● Exercise objective
Determine how many lines in the entries below contain "THERAPY", and output only that number.

Dataset rows for apps and sites:
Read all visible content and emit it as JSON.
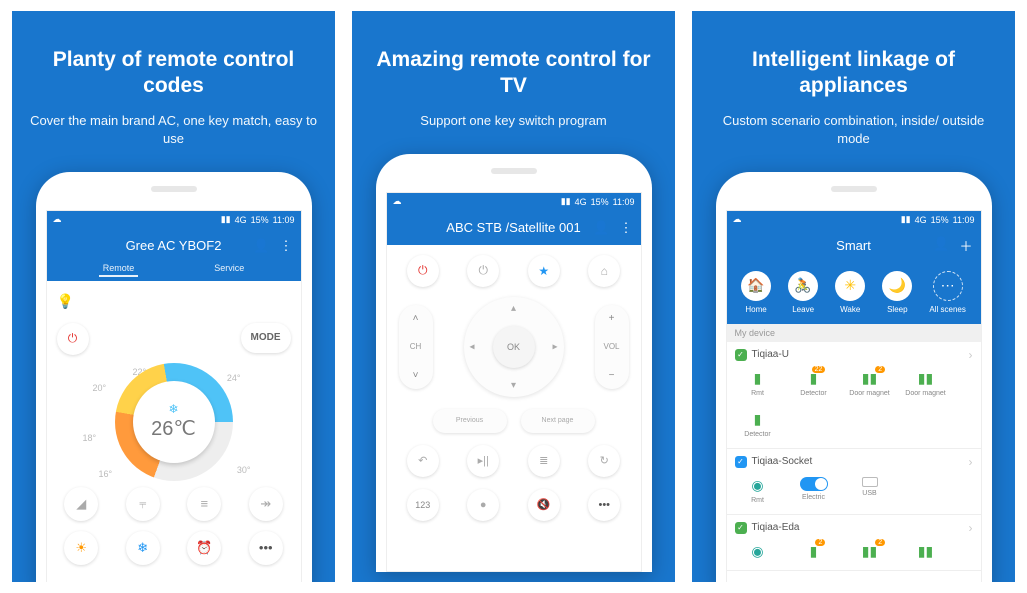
{
  "statusbar": {
    "signal": "4G",
    "battery": "15%",
    "time": "11:09"
  },
  "panel1": {
    "heading": "Planty of remote control codes",
    "sub": "Cover the main brand AC, one key match, easy to use",
    "appTitle": "Gree AC YBOF2",
    "tabs": {
      "remote": "Remote",
      "service": "Service"
    },
    "mode": "MODE",
    "temp": "26℃",
    "ticks": [
      "16°",
      "18°",
      "20°",
      "22°",
      "24°",
      "30°"
    ]
  },
  "panel2": {
    "heading": "Amazing remote control for TV",
    "sub": "Support one key switch program",
    "appTitle": "ABC STB /Satellite 001",
    "ch": "CH",
    "vol": "VOL",
    "ok": "OK",
    "prev": "Previous",
    "next": "Next page",
    "num": "123"
  },
  "panel3": {
    "heading": "Intelligent linkage of appliances",
    "sub": "Custom scenario combination, inside/ outside mode",
    "appTitle": "Smart",
    "scenes": {
      "home": "Home",
      "leave": "Leave",
      "wake": "Wake",
      "sleep": "Sleep",
      "all": "All scenes"
    },
    "myDevice": "My device",
    "dev1": {
      "name": "Tiqiaa-U",
      "rmt": "Rmt",
      "detector": "Detector",
      "door": "Door magnet",
      "badge": "22",
      "badge2": "2"
    },
    "dev2": {
      "name": "Tiqiaa-Socket",
      "rmt": "Rmt",
      "electric": "Electric",
      "usb": "USB"
    },
    "dev3": {
      "name": "Tiqiaa-Eda"
    }
  }
}
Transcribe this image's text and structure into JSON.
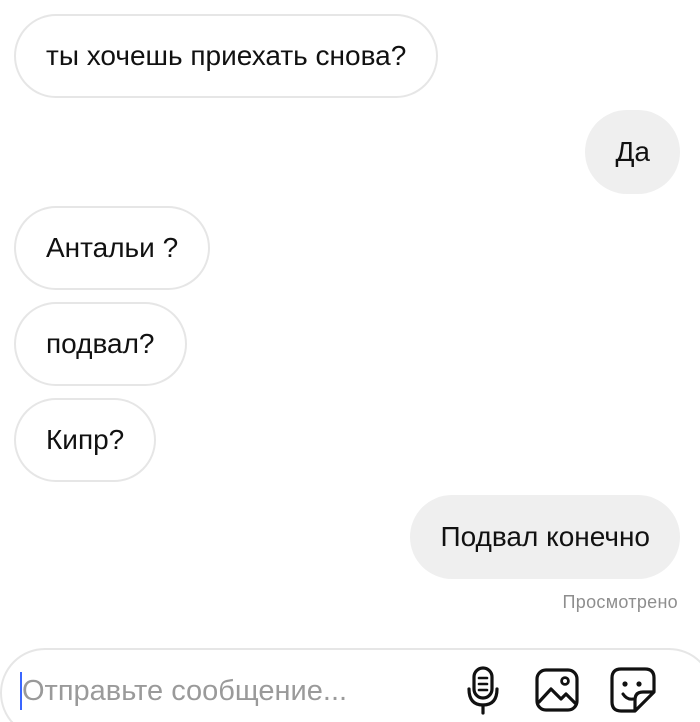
{
  "messages": [
    {
      "direction": "incoming",
      "text": "ты хочешь приехать снова?"
    },
    {
      "direction": "outgoing",
      "text": "Да"
    },
    {
      "direction": "incoming",
      "text": "Антальи ?"
    },
    {
      "direction": "incoming",
      "text": "подвал?"
    },
    {
      "direction": "incoming",
      "text": "Кипр?"
    },
    {
      "direction": "outgoing",
      "text": "Подвал конечно"
    }
  ],
  "seen_status": "Просмотрено",
  "composer": {
    "placeholder": "Отправьте сообщение...",
    "value": ""
  },
  "icons": {
    "mic": "microphone-icon",
    "image": "image-icon",
    "sticker": "sticker-icon"
  },
  "colors": {
    "outgoing_bubble": "#efefef",
    "incoming_border": "#e6e6e6",
    "caret": "#3a66ff",
    "muted_text": "#8e8e8e"
  }
}
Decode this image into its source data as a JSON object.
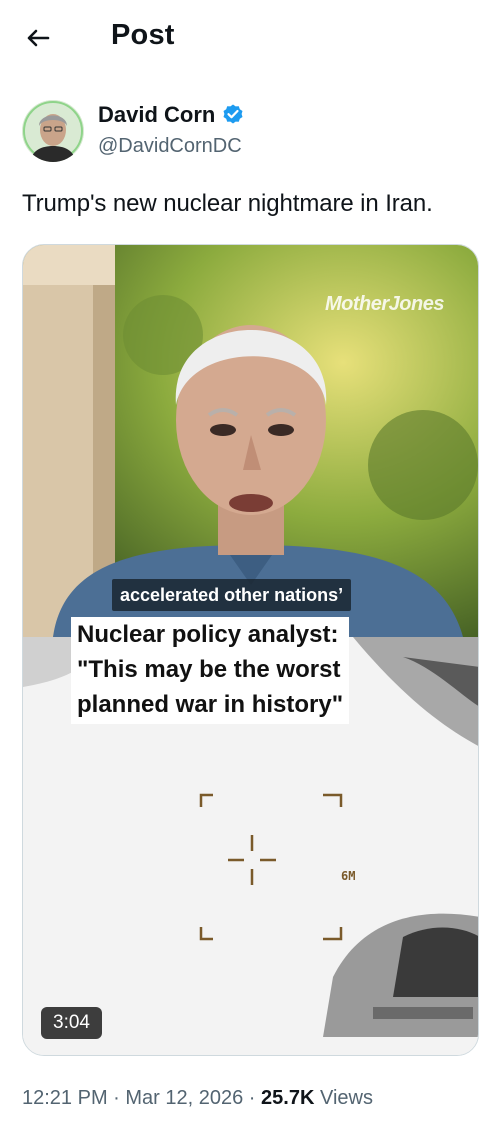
{
  "header": {
    "title": "Post",
    "back_icon": "arrow-left-icon"
  },
  "author": {
    "name": "David Corn",
    "handle": "@DavidCornDC",
    "verified_icon": "verified-badge-icon",
    "verified_color": "#1d9bf0"
  },
  "tweet": {
    "text": "Trump's new nuclear nightmare in Iran."
  },
  "media": {
    "watermark": "MotherJones",
    "caption": "accelerated other nations’",
    "headline_lines": [
      "Nuclear policy analyst:",
      "\"This may be the worst",
      "planned war in history\""
    ],
    "hud_label": "6M",
    "duration": "3:04"
  },
  "meta": {
    "time": "12:21 PM",
    "separator": " · ",
    "date": "Mar 12, 2026",
    "views_count": "25.7K",
    "views_label": "Views"
  }
}
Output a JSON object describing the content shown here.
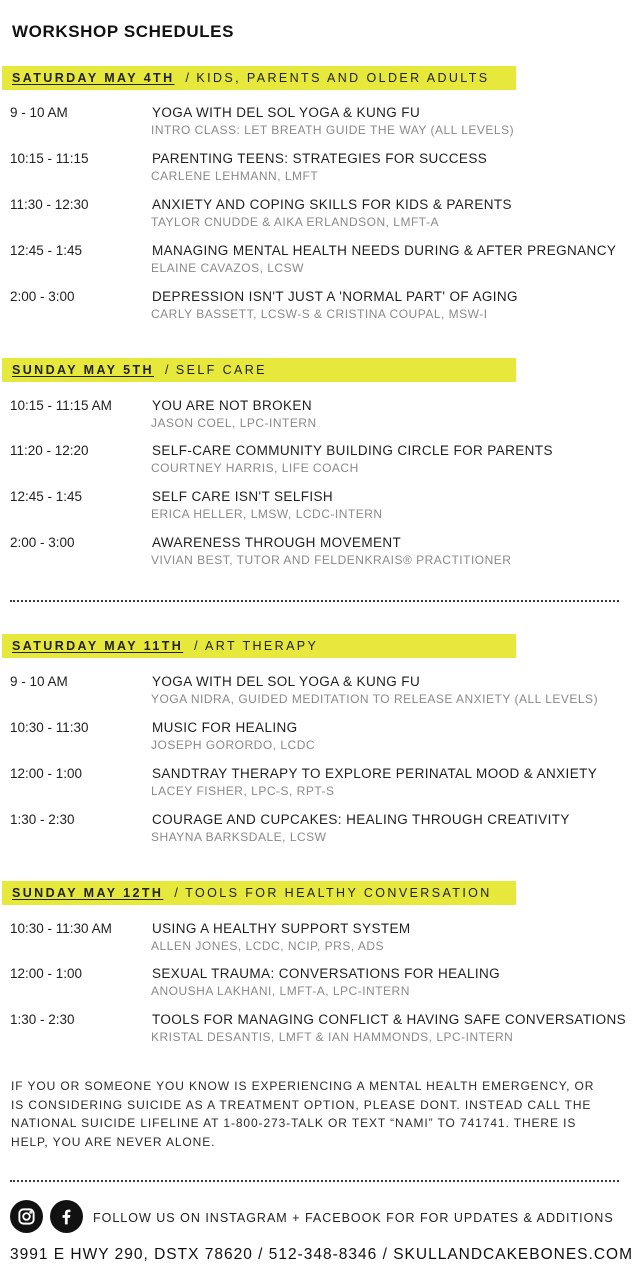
{
  "page_title": "WORKSHOP SCHEDULES",
  "sections": [
    {
      "day": "SATURDAY MAY 4TH",
      "separator": "/",
      "theme": "KIDS, PARENTS AND OLDER ADULTS",
      "items": [
        {
          "time": "9 - 10 AM",
          "title": "YOGA WITH DEL SOL YOGA & KUNG FU",
          "presenter": "INTRO CLASS: LET BREATH GUIDE THE WAY (ALL LEVELS)"
        },
        {
          "time": "10:15 - 11:15",
          "title": "PARENTING TEENS: STRATEGIES FOR SUCCESS",
          "presenter": "CARLENE LEHMANN, LMFT"
        },
        {
          "time": "11:30 - 12:30",
          "title": "ANXIETY AND COPING SKILLS FOR KIDS & PARENTS",
          "presenter": "TAYLOR CNUDDE & AIKA ERLANDSON, LMFT-A"
        },
        {
          "time": "12:45 - 1:45",
          "title": "MANAGING MENTAL HEALTH NEEDS DURING & AFTER PREGNANCY",
          "presenter": "ELAINE CAVAZOS, LCSW"
        },
        {
          "time": "2:00 - 3:00",
          "title": "DEPRESSION ISN'T JUST A 'NORMAL PART' OF AGING",
          "presenter": "CARLY BASSETT, LCSW-S & CRISTINA COUPAL, MSW-I"
        }
      ]
    },
    {
      "day": "SUNDAY MAY 5TH",
      "separator": "/",
      "theme": "SELF CARE",
      "items": [
        {
          "time": "10:15 - 11:15 AM",
          "title": "YOU ARE NOT BROKEN",
          "presenter": "JASON COEL, LPC-INTERN"
        },
        {
          "time": "11:20 - 12:20",
          "title": "SELF-CARE COMMUNITY BUILDING CIRCLE FOR PARENTS",
          "presenter": "COURTNEY HARRIS, LIFE COACH"
        },
        {
          "time": "12:45 - 1:45",
          "title": "SELF CARE ISN'T SELFISH",
          "presenter": "ERICA HELLER, LMSW, LCDC-INTERN"
        },
        {
          "time": "2:00 - 3:00",
          "title": "AWARENESS THROUGH MOVEMENT",
          "presenter": "VIVIAN BEST, TUTOR AND FELDENKRAIS® PRACTITIONER"
        }
      ]
    },
    {
      "day": "SATURDAY MAY 11TH",
      "separator": "/",
      "theme": "ART THERAPY",
      "items": [
        {
          "time": "9 - 10 AM",
          "title": "YOGA WITH DEL SOL YOGA & KUNG FU",
          "presenter": "YOGA NIDRA, GUIDED MEDITATION TO RELEASE ANXIETY (ALL LEVELS)"
        },
        {
          "time": "10:30 - 11:30",
          "title": "MUSIC FOR HEALING",
          "presenter": "JOSEPH GORORDO, LCDC"
        },
        {
          "time": "12:00 - 1:00",
          "title": "SANDTRAY THERAPY TO EXPLORE PERINATAL MOOD & ANXIETY",
          "presenter": "LACEY FISHER, LPC-S, RPT-S"
        },
        {
          "time": "1:30 - 2:30",
          "title": "COURAGE AND CUPCAKES: HEALING THROUGH CREATIVITY",
          "presenter": "SHAYNA BARKSDALE, LCSW"
        }
      ]
    },
    {
      "day": "SUNDAY MAY 12TH",
      "separator": "/",
      "theme": "TOOLS FOR HEALTHY CONVERSATION",
      "items": [
        {
          "time": "10:30 - 11:30 AM",
          "title": "USING A HEALTHY SUPPORT SYSTEM",
          "presenter": "ALLEN JONES, LCDC, NCIP, PRS, ADS"
        },
        {
          "time": "12:00 - 1:00",
          "title": "SEXUAL TRAUMA: CONVERSATIONS FOR HEALING",
          "presenter": "ANOUSHA LAKHANI, LMFT-A, LPC-INTERN"
        },
        {
          "time": "1:30 - 2:30",
          "title": "TOOLS FOR MANAGING CONFLICT & HAVING SAFE CONVERSATIONS",
          "presenter": "KRISTAL DESANTIS, LMFT & IAN HAMMONDS, LPC-INTERN"
        }
      ]
    }
  ],
  "notice": "IF YOU OR SOMEONE YOU KNOW IS EXPERIENCING A MENTAL HEALTH EMERGENCY, OR IS CONSIDERING SUICIDE AS A TREATMENT OPTION, PLEASE DONT. INSTEAD CALL THE NATIONAL SUICIDE LIFELINE AT 1-800-273-TALK OR TEXT “NAMI” TO 741741. THERE IS HELP, YOU ARE NEVER ALONE.",
  "social": {
    "icons": [
      "instagram-icon",
      "facebook-icon"
    ],
    "follow_text": "FOLLOW US ON INSTAGRAM + FACEBOOK FOR FOR UPDATES & ADDITIONS"
  },
  "footer": "3991 E HWY 290, DSTX 78620 / 512-348-8346 / SKULLANDCAKEBONES.COM",
  "colors": {
    "highlight": "#e6e83c",
    "text": "#1f1f1f",
    "muted": "#8a8a8a",
    "icon_bg": "#111111"
  }
}
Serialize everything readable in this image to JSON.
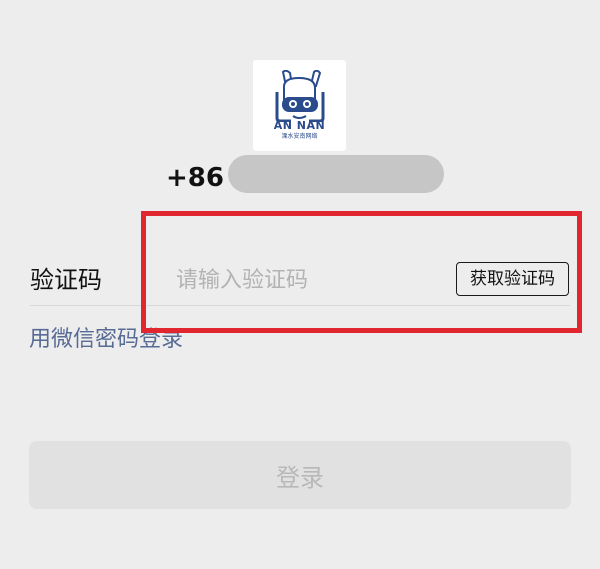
{
  "logo": {
    "wordmark": "AN NAN",
    "tagline": "溧水安南网络",
    "icon": "rabbit-mascot-icon",
    "color": "#2a4c8c"
  },
  "phone": {
    "country_code": "+86",
    "masked": true
  },
  "verification": {
    "label": "验证码",
    "placeholder": "请输入验证码",
    "value": "",
    "get_code_label": "获取验证码"
  },
  "alt_login": {
    "label": "用微信密码登录"
  },
  "login": {
    "label": "登录",
    "enabled": false
  },
  "colors": {
    "background": "#ededed",
    "link": "#576b95",
    "highlight": "#e22630",
    "button_disabled_bg": "#e1e1e1",
    "button_disabled_text": "#b8b8b8"
  }
}
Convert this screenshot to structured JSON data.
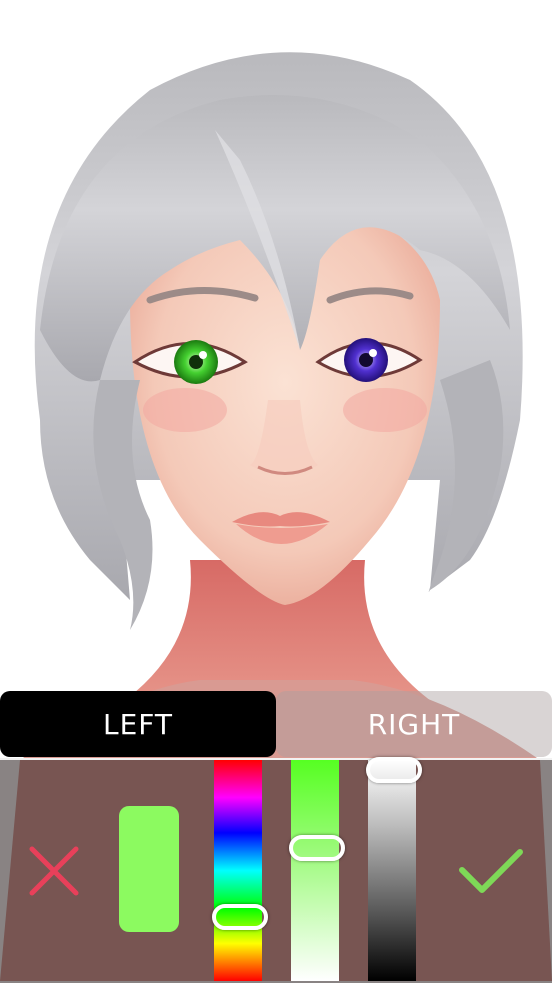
{
  "tabs": {
    "left_label": "LEFT",
    "right_label": "RIGHT",
    "active": "left"
  },
  "picker": {
    "selected_color": "#8cfa60",
    "hue_fraction": 0.67,
    "saturation_fraction": 0.4,
    "value_fraction": 0.0
  },
  "icons": {
    "cancel": "close-icon",
    "confirm": "checkmark-icon"
  },
  "colors": {
    "cancel": "#e8405a",
    "confirm": "#7ed957",
    "left_eye": "#44d030",
    "right_eye": "#5030d0",
    "hair": "#c8c8cc"
  }
}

● Exercise result
2